The judges were particularly impressed by the team’s ability to break the information down while maintaining a cohesive design and using their new skills effectively.
Vanilla No Ice
PhD Researchers: Rachael Shuttleworth, Edward Wort, Rebecca Huggett
Creative: Rosie Gibson
Team Vanilla No Ice’s infographic is about the melting of ice caps and how this affects rising sea levels. The team had the help of design student Rosie Gibson to aid them in their work. Aiming their graphic at school children and people who have little knowledge of Earth Sciences, the team set out to extract the most important points in the research they were given.
By splitting the components amongst themselves, the team members ensured an equal distribution of data within the graphic. The individual elements the team members created were then combined and revised to produce a coherent graphic.

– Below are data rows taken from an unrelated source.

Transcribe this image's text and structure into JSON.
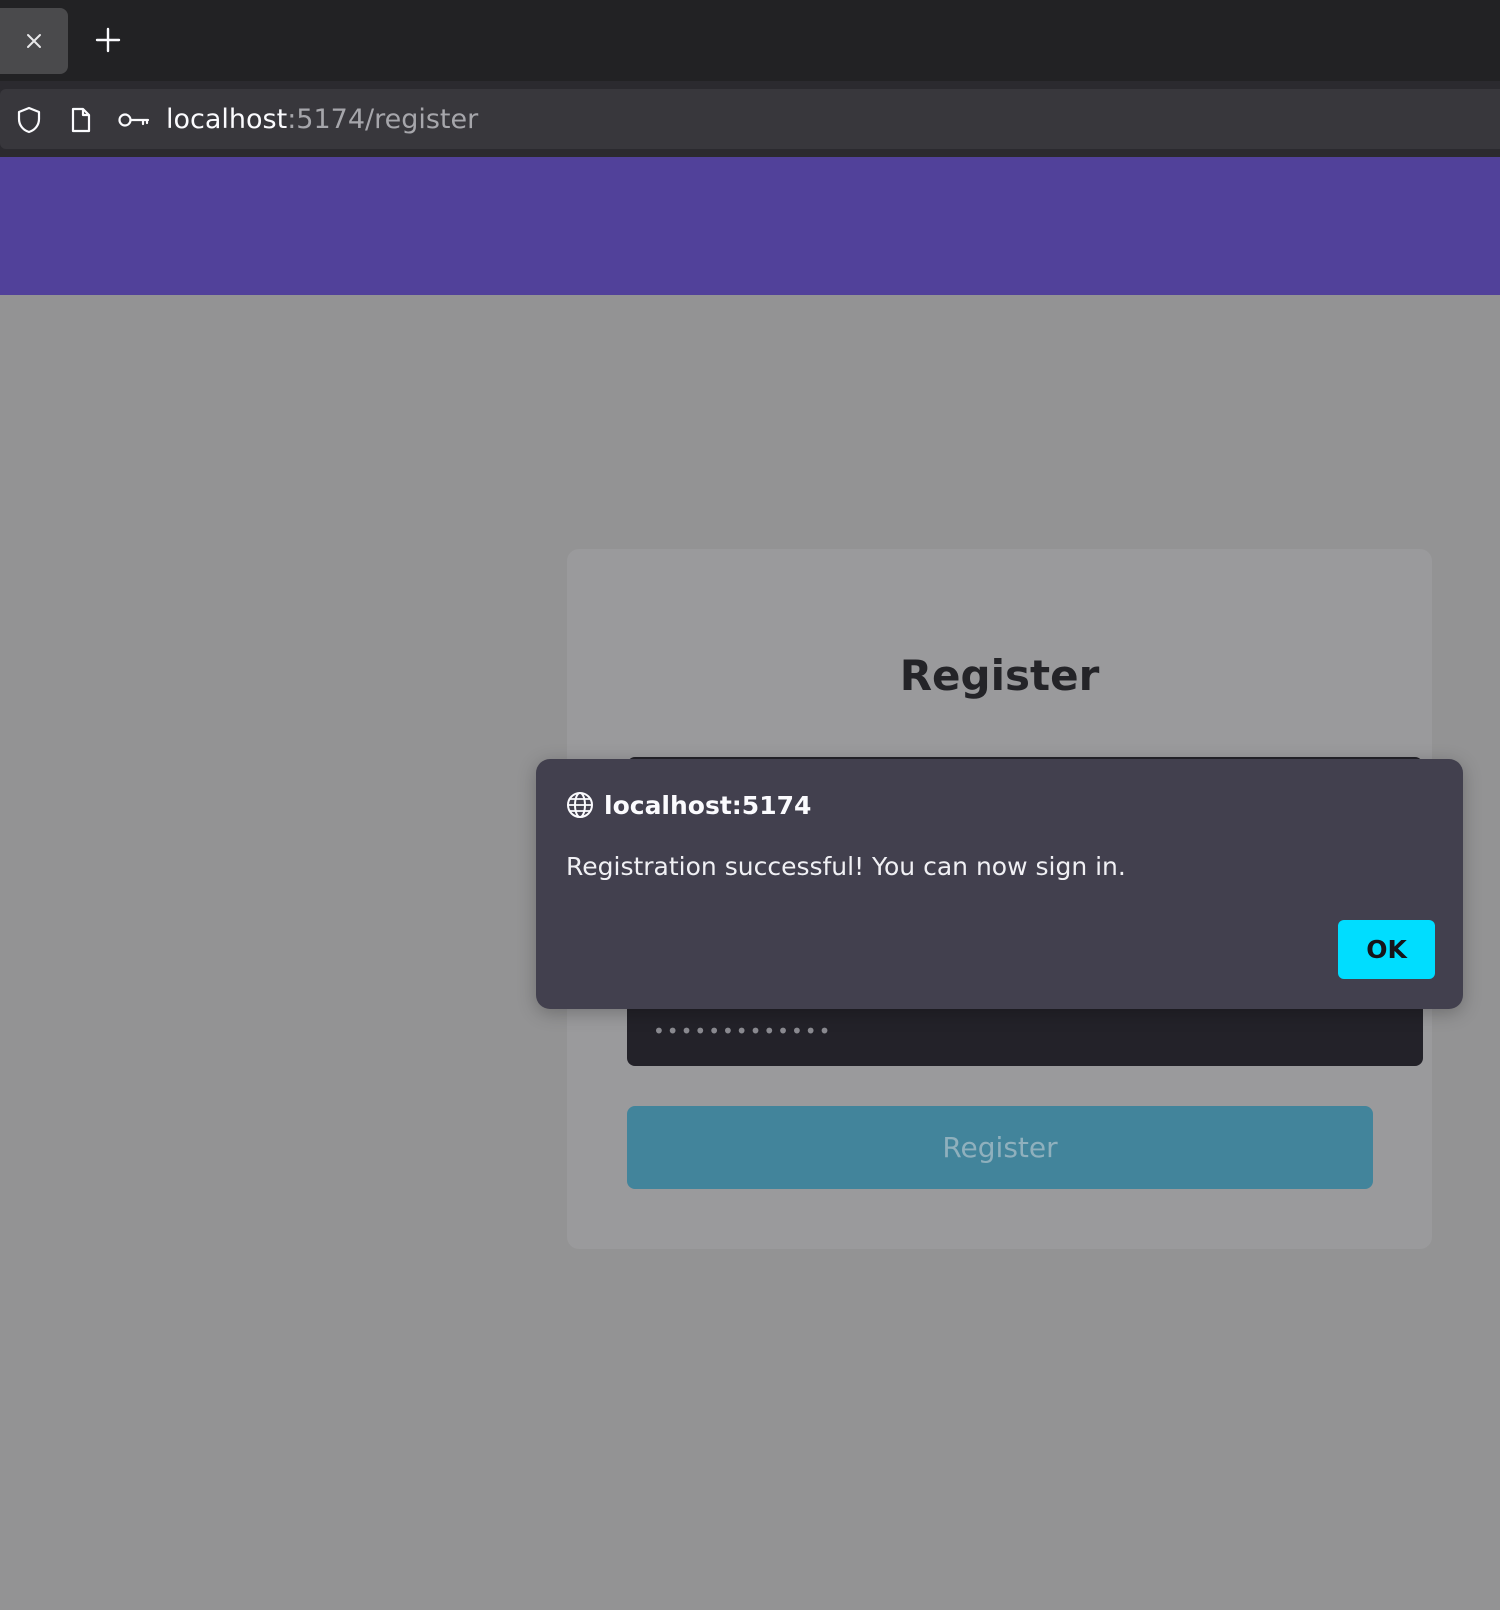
{
  "browser": {
    "tab_close_icon": "close-icon",
    "new_tab_icon": "plus-icon",
    "url": {
      "host": "localhost",
      "rest": ":5174/register"
    },
    "icons": [
      "shield-icon",
      "page-icon",
      "key-icon"
    ]
  },
  "page": {
    "header_color": "#51419a",
    "card": {
      "title": "Register",
      "password_value": "•••••••••••••",
      "submit_label": "Register"
    }
  },
  "dialog": {
    "origin": "localhost:5174",
    "message": "Registration successful! You can now sign in.",
    "ok_label": "OK",
    "accent": "#00ddff"
  }
}
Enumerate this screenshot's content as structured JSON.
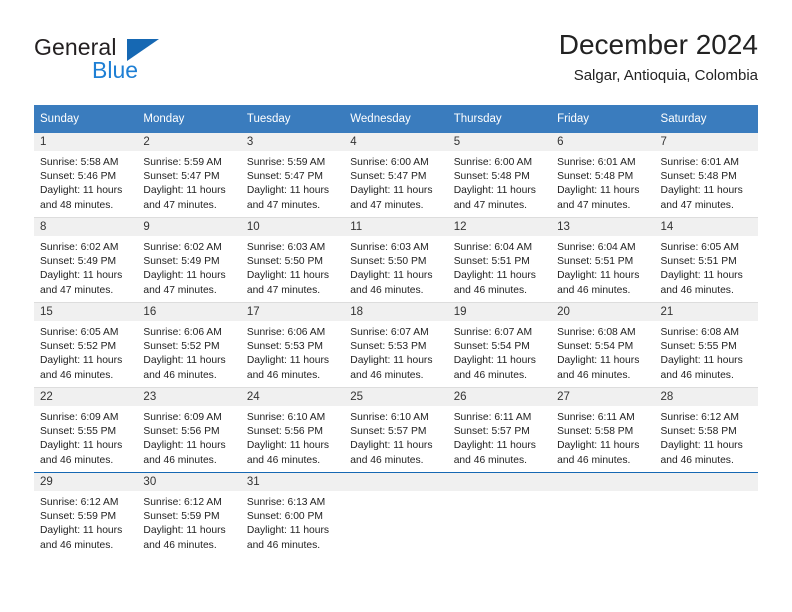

The resulting infographic used the motif of water circulation to help guide the eye to the important data. An icy blue colour scheme with contrasting oranges contributed to the striking quality of the image.
PhD Researchers: Mat Cobain, Charlotte Aldred, Vlad Macovei
Recobble Chernobyl’s infographic was about how plants can be used to help remedy pollutants in the soil. They aimed their graphic at heritage and museum venues. Wanting to convey a visual narrative, the team opted for an elongated portrait orientation.
Combining their knowledge of Illustrator, they worked on iconic visual signifiers and incorporating them within the graphic. Focusing on clarity, the images were designed to account for the wide-spanning ages of their target audiences. Subtle layering was used to add distinction to the graphic. Illustrator’s foliage palette helped the researchers to decide on a colour scheme.
The judges were impressed with the skill the scientists demonstrated in using the software and the way in which they used colour and flow to convey complex data.
Rock the NASBA
PhD Researchers: Pip Simpson, Matt Wilson, Andrew Lock
Creative: Andrea Belloni
Rock the NASBA was an env.infohackit team with a twist. Instead of being scientists, the researchers on this team were technologists who develop the technology that allows scientists to carry out research. They were joined by design student Andrea Bollanti.
The technologists were impressed with Andrea’s ability to visualise their complicated research. Dividing their canvas into columns and rows, the team segmented individual elements of the research into a grid-like structure. Much of their graphic centred on NASBA, a scientific process for RNA amplification. NASBA techniques can aid in the development of tests for viruses such as foot-and-mouth disease.
Using a muted colour palette of blues, greens and white to enable an easy reading experience which was also fostered by the soft, round shapes within the graphic. The team delivered this graphic by using the presentation platform Prezi. This added an additional element of animation to guide the reader around the graphic.